• Exercise objective
The data below is to be copied exactly, line by line.

• Material for the task
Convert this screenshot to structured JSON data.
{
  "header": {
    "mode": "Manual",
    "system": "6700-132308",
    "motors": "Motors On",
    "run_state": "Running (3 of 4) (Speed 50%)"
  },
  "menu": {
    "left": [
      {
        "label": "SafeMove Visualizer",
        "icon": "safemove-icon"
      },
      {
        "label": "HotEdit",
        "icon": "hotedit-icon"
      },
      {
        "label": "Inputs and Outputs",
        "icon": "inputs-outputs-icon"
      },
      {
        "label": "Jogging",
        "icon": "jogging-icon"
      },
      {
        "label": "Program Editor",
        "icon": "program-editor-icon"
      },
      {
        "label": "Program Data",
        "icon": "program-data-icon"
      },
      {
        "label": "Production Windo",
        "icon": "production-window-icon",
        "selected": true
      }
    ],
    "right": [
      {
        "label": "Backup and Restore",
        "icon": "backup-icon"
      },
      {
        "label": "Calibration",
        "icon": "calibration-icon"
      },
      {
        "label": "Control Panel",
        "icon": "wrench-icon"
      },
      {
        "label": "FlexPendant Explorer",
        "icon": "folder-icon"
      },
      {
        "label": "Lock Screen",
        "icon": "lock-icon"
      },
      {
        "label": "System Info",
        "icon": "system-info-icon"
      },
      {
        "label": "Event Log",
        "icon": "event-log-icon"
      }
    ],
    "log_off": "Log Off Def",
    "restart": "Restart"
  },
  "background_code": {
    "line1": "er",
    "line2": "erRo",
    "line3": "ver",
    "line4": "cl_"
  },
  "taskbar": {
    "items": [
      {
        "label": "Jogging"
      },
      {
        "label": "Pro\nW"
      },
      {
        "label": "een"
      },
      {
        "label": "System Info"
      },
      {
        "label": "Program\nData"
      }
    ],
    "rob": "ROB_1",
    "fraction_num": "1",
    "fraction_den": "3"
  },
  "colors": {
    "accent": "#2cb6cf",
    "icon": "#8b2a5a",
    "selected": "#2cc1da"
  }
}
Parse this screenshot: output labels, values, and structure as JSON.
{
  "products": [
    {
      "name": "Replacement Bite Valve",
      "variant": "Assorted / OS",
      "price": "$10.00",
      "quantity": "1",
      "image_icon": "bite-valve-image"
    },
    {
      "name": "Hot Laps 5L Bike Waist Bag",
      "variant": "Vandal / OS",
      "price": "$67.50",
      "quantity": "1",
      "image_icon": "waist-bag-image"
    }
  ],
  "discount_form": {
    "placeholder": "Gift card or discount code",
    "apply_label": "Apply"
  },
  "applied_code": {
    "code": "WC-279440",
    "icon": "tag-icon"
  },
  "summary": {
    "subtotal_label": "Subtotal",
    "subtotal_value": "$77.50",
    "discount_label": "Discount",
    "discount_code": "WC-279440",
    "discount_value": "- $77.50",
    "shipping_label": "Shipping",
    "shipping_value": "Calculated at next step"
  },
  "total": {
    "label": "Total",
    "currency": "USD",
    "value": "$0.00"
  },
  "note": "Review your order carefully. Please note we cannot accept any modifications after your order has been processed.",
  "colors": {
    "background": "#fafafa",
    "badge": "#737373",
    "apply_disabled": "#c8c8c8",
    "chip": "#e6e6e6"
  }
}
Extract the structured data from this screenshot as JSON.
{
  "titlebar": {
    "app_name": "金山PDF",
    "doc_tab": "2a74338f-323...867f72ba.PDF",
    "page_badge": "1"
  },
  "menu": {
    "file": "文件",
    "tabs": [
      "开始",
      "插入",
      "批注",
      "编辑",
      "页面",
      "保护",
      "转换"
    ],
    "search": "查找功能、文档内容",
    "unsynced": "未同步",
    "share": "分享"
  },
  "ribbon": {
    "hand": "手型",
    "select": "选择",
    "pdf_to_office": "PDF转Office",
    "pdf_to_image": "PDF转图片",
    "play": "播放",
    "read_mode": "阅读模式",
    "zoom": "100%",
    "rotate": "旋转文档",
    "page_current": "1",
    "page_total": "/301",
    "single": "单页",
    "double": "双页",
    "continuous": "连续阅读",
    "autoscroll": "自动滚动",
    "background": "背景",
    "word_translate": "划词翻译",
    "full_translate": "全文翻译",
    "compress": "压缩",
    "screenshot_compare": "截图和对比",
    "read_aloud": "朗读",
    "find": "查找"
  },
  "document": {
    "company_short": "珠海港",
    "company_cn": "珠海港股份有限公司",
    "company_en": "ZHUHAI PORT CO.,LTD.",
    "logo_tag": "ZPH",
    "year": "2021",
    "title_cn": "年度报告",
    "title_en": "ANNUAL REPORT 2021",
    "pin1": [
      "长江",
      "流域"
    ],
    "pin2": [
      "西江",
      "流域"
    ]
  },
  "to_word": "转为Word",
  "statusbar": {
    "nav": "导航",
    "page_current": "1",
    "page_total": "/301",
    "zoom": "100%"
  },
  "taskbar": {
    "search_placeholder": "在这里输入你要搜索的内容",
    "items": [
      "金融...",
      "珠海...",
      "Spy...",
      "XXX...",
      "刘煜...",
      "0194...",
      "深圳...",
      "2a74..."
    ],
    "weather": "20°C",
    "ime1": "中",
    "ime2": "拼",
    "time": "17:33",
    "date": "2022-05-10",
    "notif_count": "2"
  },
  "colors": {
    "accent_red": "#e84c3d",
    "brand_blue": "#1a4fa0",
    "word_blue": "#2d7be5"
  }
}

• Task output
Convert this screenshot to structured JSON data.
{
  "header": {
    "mode": "Manual",
    "system": "6700-132308",
    "motors": "Motors On",
    "run_state": "Running (3 of 4) (Speed 50%)"
  },
  "menu": {
    "left": [
      {
        "label": "SafeMove Visualizer",
        "icon": "safemove-icon"
      },
      {
        "label": "HotEdit",
        "icon": "hotedit-icon"
      },
      {
        "label": "Inputs and Outputs",
        "icon": "inputs-outputs-icon"
      },
      {
        "label": "Jogging",
        "icon": "jogging-icon"
      },
      {
        "label": "Program Editor",
        "icon": "program-editor-icon"
      },
      {
        "label": "Program Data",
        "icon": "program-data-icon"
      },
      {
        "label": "Production Windo",
        "icon": "production-window-icon",
        "selected": true
      }
    ],
    "right": [
      {
        "label": "Backup and Restore",
        "icon": "backup-icon"
      },
      {
        "label": "Calibration",
        "icon": "calibration-icon"
      },
      {
        "label": "Control Panel",
        "icon": "wrench-icon"
      },
      {
        "label": "FlexPendant Explorer",
        "icon": "folder-icon"
      },
      {
        "label": "Lock Screen",
        "icon": "lock-icon"
      },
      {
        "label": "System Info",
        "icon": "system-info-icon"
      },
      {
        "label": "Event Log",
        "icon": "event-log-icon"
      }
    ],
    "log_off": "Log Off Def",
    "restart": "Restart"
  },
  "background_code": {
    "line1": "er",
    "line2": "erRo",
    "line3": "ver",
    "line4": "cl_"
  },
  "taskbar": {
    "items": [
      {
        "label": "Jogging"
      },
      {
        "label": "Pro\nW"
      },
      {
        "label": "een"
      },
      {
        "label": "System Info"
      },
      {
        "label": "Program\nData"
      }
    ],
    "rob": "ROB_1",
    "fraction_num": "1",
    "fraction_den": "3"
  },
  "colors": {
    "accent": "#2cb6cf",
    "icon": "#8b2a5a",
    "selected": "#2cc1da"
  }
}
Parse this screenshot: output labels, values, and structure as JSON.
{
  "products": [
    {
      "name": "Replacement Bite Valve",
      "variant": "Assorted / OS",
      "price": "$10.00",
      "quantity": "1",
      "image_icon": "bite-valve-image"
    },
    {
      "name": "Hot Laps 5L Bike Waist Bag",
      "variant": "Vandal / OS",
      "price": "$67.50",
      "quantity": "1",
      "image_icon": "waist-bag-image"
    }
  ],
  "discount_form": {
    "placeholder": "Gift card or discount code",
    "apply_label": "Apply"
  },
  "applied_code": {
    "code": "WC-279440",
    "icon": "tag-icon"
  },
  "summary": {
    "subtotal_label": "Subtotal",
    "subtotal_value": "$77.50",
    "discount_label": "Discount",
    "discount_code": "WC-279440",
    "discount_value": "- $77.50",
    "shipping_label": "Shipping",
    "shipping_value": "Calculated at next step"
  },
  "total": {
    "label": "Total",
    "currency": "USD",
    "value": "$0.00"
  },
  "note": "Review your order carefully. Please note we cannot accept any modifications after your order has been processed.",
  "colors": {
    "background": "#fafafa",
    "badge": "#737373",
    "apply_disabled": "#c8c8c8",
    "chip": "#e6e6e6"
  }
}
Extract the structured data from this screenshot as JSON.
{
  "titlebar": {
    "app_name": "金山PDF",
    "doc_tab": "2a74338f-323...867f72ba.PDF",
    "page_badge": "1"
  },
  "menu": {
    "file": "文件",
    "tabs": [
      "开始",
      "插入",
      "批注",
      "编辑",
      "页面",
      "保护",
      "转换"
    ],
    "search": "查找功能、文档内容",
    "unsynced": "未同步",
    "share": "分享"
  },
  "ribbon": {
    "hand": "手型",
    "select": "选择",
    "pdf_to_office": "PDF转Office",
    "pdf_to_image": "PDF转图片",
    "play": "播放",
    "read_mode": "阅读模式",
    "zoom": "100%",
    "rotate": "旋转文档",
    "page_current": "1",
    "page_total": "/301",
    "single": "单页",
    "double": "双页",
    "continuous": "连续阅读",
    "autoscroll": "自动滚动",
    "background": "背景",
    "word_translate": "划词翻译",
    "full_translate": "全文翻译",
    "compress": "压缩",
    "screenshot_compare": "截图和对比",
    "read_aloud": "朗读",
    "find": "查找"
  },
  "document": {
    "company_short": "珠海港",
    "company_cn": "珠海港股份有限公司",
    "company_en": "ZHUHAI PORT CO.,LTD.",
    "logo_tag": "ZPH",
    "year": "2021",
    "title_cn": "年度报告",
    "title_en": "ANNUAL REPORT 2021",
    "pin1": [
      "长江",
      "流域"
    ],
    "pin2": [
      "西江",
      "流域"
    ]
  },
  "to_word": "转为Word",
  "statusbar": {
    "nav": "导航",
    "page_current": "1",
    "page_total": "/301",
    "zoom": "100%"
  },
  "taskbar": {
    "search_placeholder": "在这里输入你要搜索的内容",
    "items": [
      "金融...",
      "珠海...",
      "Spy...",
      "XXX...",
      "刘煜...",
      "0194...",
      "深圳...",
      "2a74..."
    ],
    "weather": "20°C",
    "ime1": "中",
    "ime2": "拼",
    "time": "17:33",
    "date": "2022-05-10",
    "notif_count": "2"
  },
  "colors": {
    "accent_red": "#e84c3d",
    "brand_blue": "#1a4fa0",
    "word_blue": "#2d7be5"
  }
}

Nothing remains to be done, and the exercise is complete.